The time constraints of Time Restricted Feeding vary anywhere from a 12 hour eating window, an 8 hour eating window, all the way to 4 hours – refers to when eating is limited to a certain number of hours each day (1)
Weight Loss vs Hormonal Benefits- According to researchers at the Regulatory Biology Laboratory at the Salk Institute for Biological Studies, when we eat may be as important – or even more important – than what we eat. *These guys from the Salk Institute are big on time restricted eating and the following study was to prove how effective it is*
Study- Fed two sets of mice, which shared the same genes, gender and age, a diet comprising 60 percent of its calories from fat (like eating potato chips and ice-cream for all your meals.)
One group of mice could eat whenever they wanted, consuming half their food at night (mice are primarily nocturnal) and nibbling throughout the rest of the day. The other group was restricted to eating for only eight hours every night; in essence, fasting for about 16 hours a day. Two control groups ate a standard diet comprising about 13% of calories from fat under similar conditions.
After 100 days, the mice who ate fatty food frequently throughout the day gained weight and developed high cholesterol, high blood glucose, liver damage and diminished motor control, while the mice in the time-restricted feeding group weighed 28% less and showed no adverse health effects despite consuming the same amount of calories from the same fatty food.
Further, the time-restricted mice outperformed the ad lib eaters and those on a normal diet when given an exercise test (2)
The difference between the two is more of a verbal approach as the benefits you receive from TRE are those that you would experience from fasting, i.e. reduced insulin, increased hgh, etc. However, the main goal of TRE seems to be focused mainly on weight loss and reducing your overall caloric intake.
Reduced Caloric Intake- One study, following “time restricted eating,” found that when healthy adult men limited their eating to about a 10-hour window, it reduced the number of calories they ate each day by about 20% Another study, from the European Journal of Sports Science, reported that young men ate about 650 fewer calories per day when they limited their food intake to a 4-hour period.

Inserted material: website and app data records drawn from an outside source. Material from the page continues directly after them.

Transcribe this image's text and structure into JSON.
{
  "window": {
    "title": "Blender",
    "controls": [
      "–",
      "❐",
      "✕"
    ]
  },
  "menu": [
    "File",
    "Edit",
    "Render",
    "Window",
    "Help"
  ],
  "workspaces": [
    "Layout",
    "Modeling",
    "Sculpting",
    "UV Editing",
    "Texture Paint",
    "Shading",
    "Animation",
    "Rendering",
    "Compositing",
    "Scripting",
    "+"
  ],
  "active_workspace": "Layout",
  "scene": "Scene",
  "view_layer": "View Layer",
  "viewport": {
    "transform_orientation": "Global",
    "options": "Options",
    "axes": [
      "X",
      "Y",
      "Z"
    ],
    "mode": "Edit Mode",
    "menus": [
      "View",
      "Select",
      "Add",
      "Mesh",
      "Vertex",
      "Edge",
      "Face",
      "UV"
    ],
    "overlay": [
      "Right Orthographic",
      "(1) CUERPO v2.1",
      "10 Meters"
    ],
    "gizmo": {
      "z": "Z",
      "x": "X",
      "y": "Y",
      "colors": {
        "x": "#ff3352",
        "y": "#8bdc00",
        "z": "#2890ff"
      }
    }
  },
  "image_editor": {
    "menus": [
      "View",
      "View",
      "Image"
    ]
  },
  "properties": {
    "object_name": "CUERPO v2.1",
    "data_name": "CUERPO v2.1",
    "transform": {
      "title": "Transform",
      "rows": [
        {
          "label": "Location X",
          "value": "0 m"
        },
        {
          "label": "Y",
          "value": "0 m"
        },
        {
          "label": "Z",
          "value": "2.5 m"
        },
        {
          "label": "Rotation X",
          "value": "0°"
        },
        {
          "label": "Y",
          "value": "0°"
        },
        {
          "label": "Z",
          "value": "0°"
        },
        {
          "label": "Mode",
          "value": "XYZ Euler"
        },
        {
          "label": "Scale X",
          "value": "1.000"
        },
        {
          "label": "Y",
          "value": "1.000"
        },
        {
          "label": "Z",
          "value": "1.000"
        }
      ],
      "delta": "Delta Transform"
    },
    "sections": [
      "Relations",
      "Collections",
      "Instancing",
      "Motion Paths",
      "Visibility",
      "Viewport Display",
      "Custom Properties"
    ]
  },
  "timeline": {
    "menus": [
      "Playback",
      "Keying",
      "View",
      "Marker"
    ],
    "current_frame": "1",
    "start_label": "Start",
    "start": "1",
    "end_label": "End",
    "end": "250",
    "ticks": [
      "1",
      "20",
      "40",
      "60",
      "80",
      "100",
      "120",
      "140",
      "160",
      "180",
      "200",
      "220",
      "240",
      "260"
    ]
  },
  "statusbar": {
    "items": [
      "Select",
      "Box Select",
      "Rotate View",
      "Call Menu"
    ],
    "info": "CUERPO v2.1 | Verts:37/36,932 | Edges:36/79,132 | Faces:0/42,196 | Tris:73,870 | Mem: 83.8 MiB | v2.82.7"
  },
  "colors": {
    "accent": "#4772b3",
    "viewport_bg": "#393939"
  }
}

Downside- While time restricted eating encourages caloric restriction, fasting does not – caloric restriction over an extended period of time does help with weight loss, but isn’t healthy overall.
Study- Published in the journal Nature, the results suggest that dramatically cutting back on daily calories – by 30% – does not help monkeys to live longer than those who ate normally. The restriction did help older monkeys to lower their levels of triglycerides, a risk factor for heart disease, but otherwise conferred no significant health or longevity benefit (3)
Leptin levels lower and your metabolism comes to a halt. Several studies show that low-calorie diets can decrease the number of calories the body burns by as much as 23%
Calorie restricted diets are often lower in protein, which results in muscle loss, but they are usually also low in iron, folate or vitamin B1, which can lead to fatigue. Continuous caloric restriction has also been shown to reduce levels of estrogen and testosterone, contributing to infertility and libido-related issues, as well as reduce bone formation and increase bone breakdown, resulting in weaker bones (4)
1) Time-Restricted Eating: A Beginner’s Guide. (n.d.). Retrieved from
2) Salk study may offer drug-free intervention to prevent obesity and diabetes – Salk Institute for Biological Studies. (n.d.). Retrieved from
3) Want to Live Longer? Don’t Try Caloric Restriction | TIME.com. (2012, August 29). Retrieved from
4) 5 Ways Restricting Calories Can Be Harmful. (n.d.). Retrieved from s